====== Dataset
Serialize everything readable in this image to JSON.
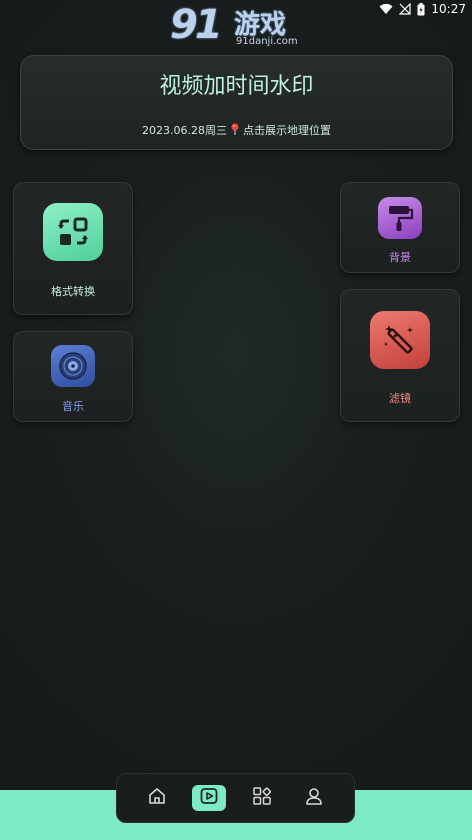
{
  "status_bar": {
    "time": "10:27"
  },
  "logo": {
    "number": "91",
    "name": "游戏",
    "url": "91danji.com"
  },
  "header": {
    "title": "视频加时间水印",
    "date": "2023.06.28周三",
    "location_prompt": "点击展示地理位置"
  },
  "features": {
    "format": {
      "label": "格式转换",
      "icon": "format-convert-icon"
    },
    "music": {
      "label": "音乐",
      "icon": "music-disc-icon"
    },
    "background": {
      "label": "背景",
      "icon": "paint-roller-icon"
    },
    "filter": {
      "label": "滤镜",
      "icon": "magic-wand-icon"
    }
  },
  "nav": {
    "items": [
      {
        "name": "home",
        "icon": "home-icon",
        "active": false
      },
      {
        "name": "video",
        "icon": "video-play-icon",
        "active": true
      },
      {
        "name": "apps",
        "icon": "apps-grid-icon",
        "active": false
      },
      {
        "name": "profile",
        "icon": "user-icon",
        "active": false
      }
    ]
  },
  "colors": {
    "accent": "#7deac6",
    "format_icon": "#5fd9a8",
    "music_icon": "#3d5fb8",
    "background_icon": "#a35ad6",
    "filter_icon": "#d6544f"
  }
}
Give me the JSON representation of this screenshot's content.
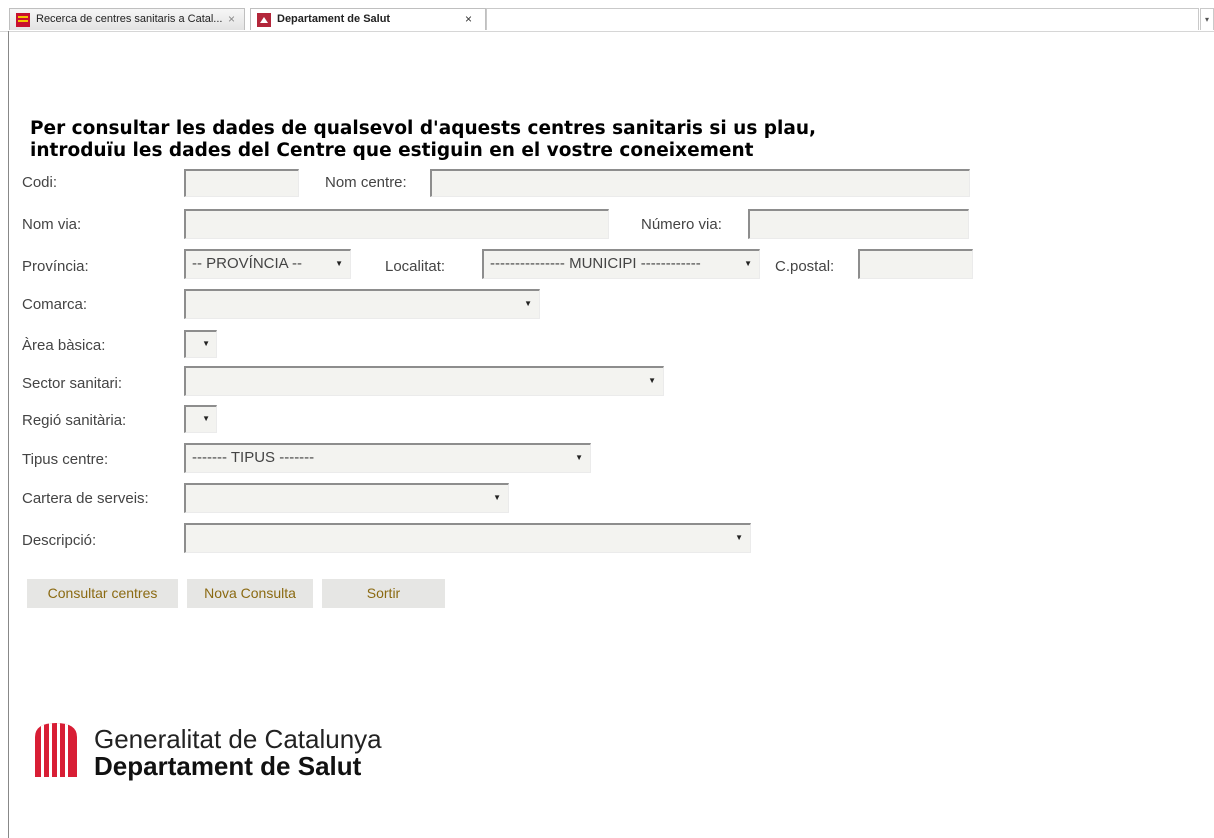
{
  "browser": {
    "tabs": [
      {
        "label": "Recerca de centres sanitaris a Catal...",
        "close": "×",
        "active": false
      },
      {
        "label": "Departament de Salut",
        "close": "×",
        "active": true
      }
    ],
    "tab_list_arrow": "▾"
  },
  "page": {
    "heading_line1": "Per consultar les dades de qualsevol d'aquests centres sanitaris si us plau,",
    "heading_line2": "introduïu les dades del Centre que estiguin en el vostre coneixement"
  },
  "form": {
    "codi_label": "Codi:",
    "codi_value": "",
    "nom_centre_label": "Nom centre:",
    "nom_centre_value": "",
    "nom_via_label": "Nom via:",
    "nom_via_value": "",
    "numero_via_label": "Número via:",
    "numero_via_value": "",
    "provincia_label": "Província:",
    "provincia_selected": "-- PROVÍNCIA --",
    "localitat_label": "Localitat:",
    "localitat_selected": "--------------- MUNICIPI ------------",
    "cpostal_label": "C.postal:",
    "cpostal_value": "",
    "comarca_label": "Comarca:",
    "comarca_selected": "",
    "area_basica_label": "Àrea bàsica:",
    "area_basica_selected": "",
    "sector_sanitari_label": "Sector sanitari:",
    "sector_sanitari_selected": "",
    "regio_sanitaria_label": "Regió sanitària:",
    "regio_sanitaria_selected": "",
    "tipus_centre_label": "Tipus centre:",
    "tipus_centre_selected": "------- TIPUS -------",
    "cartera_serveis_label": "Cartera de serveis:",
    "cartera_serveis_selected": "",
    "descripcio_label": "Descripció:",
    "descripcio_selected": "",
    "dropdown_arrow": "▼"
  },
  "buttons": {
    "consultar": "Consultar centres",
    "nova": "Nova Consulta",
    "sortir": "Sortir"
  },
  "logo": {
    "line1": "Generalitat de Catalunya",
    "line2": "Departament de Salut",
    "icon": "generalitat-logo-icon"
  },
  "colors": {
    "button_text": "#8b6a12",
    "button_bg": "#e6e6e4",
    "logo_red": "#c8102e"
  }
}
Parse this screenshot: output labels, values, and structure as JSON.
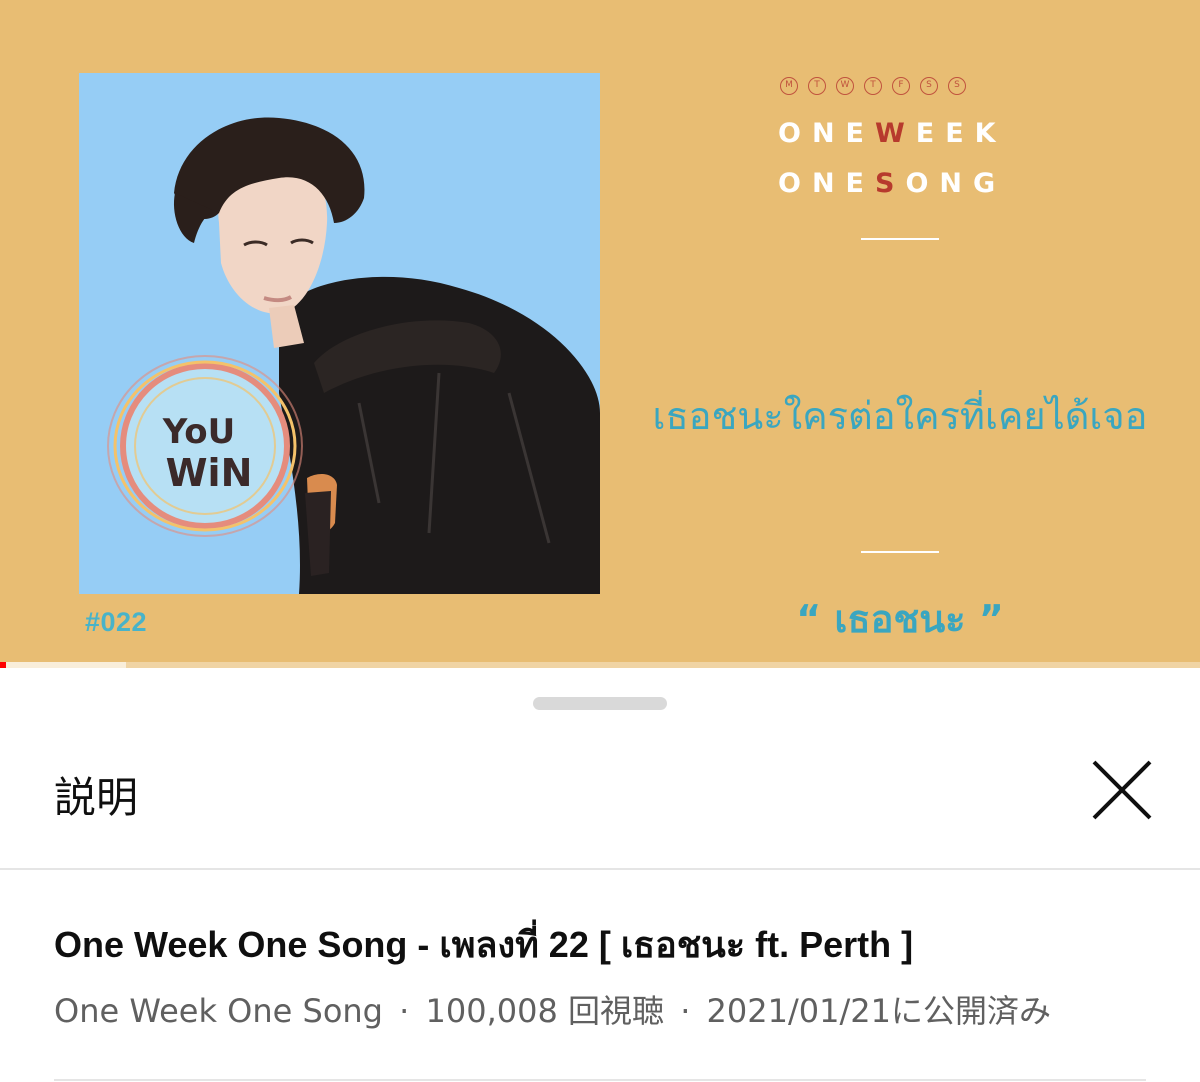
{
  "video": {
    "badge_number": "#022",
    "day_letters": [
      "M",
      "T",
      "W",
      "T",
      "F",
      "S",
      "S"
    ],
    "logo_line1": {
      "pre": "ONE",
      "accent": "W",
      "post": "EEK"
    },
    "logo_line2": {
      "pre": "ONE",
      "accent": "S",
      "post": "ONG"
    },
    "lyric": "เธอชนะใครต่อใครที่เคยได้เจอ",
    "song_title": "“ เธอชนะ ”",
    "art_text_line1": "YoU",
    "art_text_line2": "WiN",
    "progress_fraction": 0.005,
    "buffer_fraction": 0.105,
    "colors": {
      "background": "#e8bd73",
      "art_bg": "#96cdf5",
      "accent_red": "#b73a2d",
      "teal": "#3aa6c0",
      "progress": "#ff0000"
    }
  },
  "sheet": {
    "title": "説明",
    "close_icon": "close-icon",
    "video_title": "One Week One Song - เพลงที่ 22 [ เธอชนะ ft. Perth ]",
    "channel": "One Week One Song",
    "separator": "·",
    "views": "100,008 回視聴",
    "published": "2021/01/21に公開済み"
  }
}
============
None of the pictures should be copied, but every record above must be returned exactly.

Serialize everything readable in this image to JSON.
{
  "status_bar": {
    "time": "10:27"
  },
  "logo": {
    "number": "91",
    "name": "游戏",
    "url": "91danji.com"
  },
  "header": {
    "title": "视频加时间水印",
    "date": "2023.06.28周三",
    "location_prompt": "点击展示地理位置"
  },
  "features": {
    "format": {
      "label": "格式转换",
      "icon": "format-convert-icon"
    },
    "music": {
      "label": "音乐",
      "icon": "music-disc-icon"
    },
    "background": {
      "label": "背景",
      "icon": "paint-roller-icon"
    },
    "filter": {
      "label": "滤镜",
      "icon": "magic-wand-icon"
    }
  },
  "nav": {
    "items": [
      {
        "name": "home",
        "icon": "home-icon",
        "active": false
      },
      {
        "name": "video",
        "icon": "video-play-icon",
        "active": true
      },
      {
        "name": "apps",
        "icon": "apps-grid-icon",
        "active": false
      },
      {
        "name": "profile",
        "icon": "user-icon",
        "active": false
      }
    ]
  },
  "colors": {
    "accent": "#7deac6",
    "format_icon": "#5fd9a8",
    "music_icon": "#3d5fb8",
    "background_icon": "#a35ad6",
    "filter_icon": "#d6544f"
  }
}
Give me the JSON representation of this screenshot's content.
{
  "browser": {
    "tabs": [
      {
        "label": "Recerca de centres sanitaris a Catal...",
        "close": "×",
        "active": false
      },
      {
        "label": "Departament de Salut",
        "close": "×",
        "active": true
      }
    ],
    "tab_list_arrow": "▾"
  },
  "page": {
    "heading_line1": "Per consultar les dades de qualsevol d'aquests centres sanitaris si us plau,",
    "heading_line2": "introduïu les dades del Centre que estiguin en el vostre coneixement"
  },
  "form": {
    "codi_label": "Codi:",
    "codi_value": "",
    "nom_centre_label": "Nom centre:",
    "nom_centre_value": "",
    "nom_via_label": "Nom via:",
    "nom_via_value": "",
    "numero_via_label": "Número via:",
    "numero_via_value": "",
    "provincia_label": "Província:",
    "provincia_selected": "-- PROVÍNCIA --",
    "localitat_label": "Localitat:",
    "localitat_selected": "--------------- MUNICIPI ------------",
    "cpostal_label": "C.postal:",
    "cpostal_value": "",
    "comarca_label": "Comarca:",
    "comarca_selected": "",
    "area_basica_label": "Àrea bàsica:",
    "area_basica_selected": "",
    "sector_sanitari_label": "Sector sanitari:",
    "sector_sanitari_selected": "",
    "regio_sanitaria_label": "Regió sanitària:",
    "regio_sanitaria_selected": "",
    "tipus_centre_label": "Tipus centre:",
    "tipus_centre_selected": "------- TIPUS -------",
    "cartera_serveis_label": "Cartera de serveis:",
    "cartera_serveis_selected": "",
    "descripcio_label": "Descripció:",
    "descripcio_selected": "",
    "dropdown_arrow": "▼"
  },
  "buttons": {
    "consultar": "Consultar centres",
    "nova": "Nova Consulta",
    "sortir": "Sortir"
  },
  "logo": {
    "line1": "Generalitat de Catalunya",
    "line2": "Departament de Salut",
    "icon": "generalitat-logo-icon"
  },
  "colors": {
    "button_text": "#8b6a12",
    "button_bg": "#e6e6e4",
    "logo_red": "#c8102e"
  }
}
Parse this screenshot: output labels, values, and structure as JSON.
{
  "video": {
    "badge_number": "#022",
    "day_letters": [
      "M",
      "T",
      "W",
      "T",
      "F",
      "S",
      "S"
    ],
    "logo_line1": {
      "pre": "ONE",
      "accent": "W",
      "post": "EEK"
    },
    "logo_line2": {
      "pre": "ONE",
      "accent": "S",
      "post": "ONG"
    },
    "lyric": "เธอชนะใครต่อใครที่เคยได้เจอ",
    "song_title": "“ เธอชนะ ”",
    "art_text_line1": "YoU",
    "art_text_line2": "WiN",
    "progress_fraction": 0.005,
    "buffer_fraction": 0.105,
    "colors": {
      "background": "#e8bd73",
      "art_bg": "#96cdf5",
      "accent_red": "#b73a2d",
      "teal": "#3aa6c0",
      "progress": "#ff0000"
    }
  },
  "sheet": {
    "title": "説明",
    "close_icon": "close-icon",
    "video_title": "One Week One Song - เพลงที่ 22 [ เธอชนะ ft. Perth ]",
    "channel": "One Week One Song",
    "separator": "·",
    "views": "100,008 回視聴",
    "published": "2021/01/21に公開済み"
  }
}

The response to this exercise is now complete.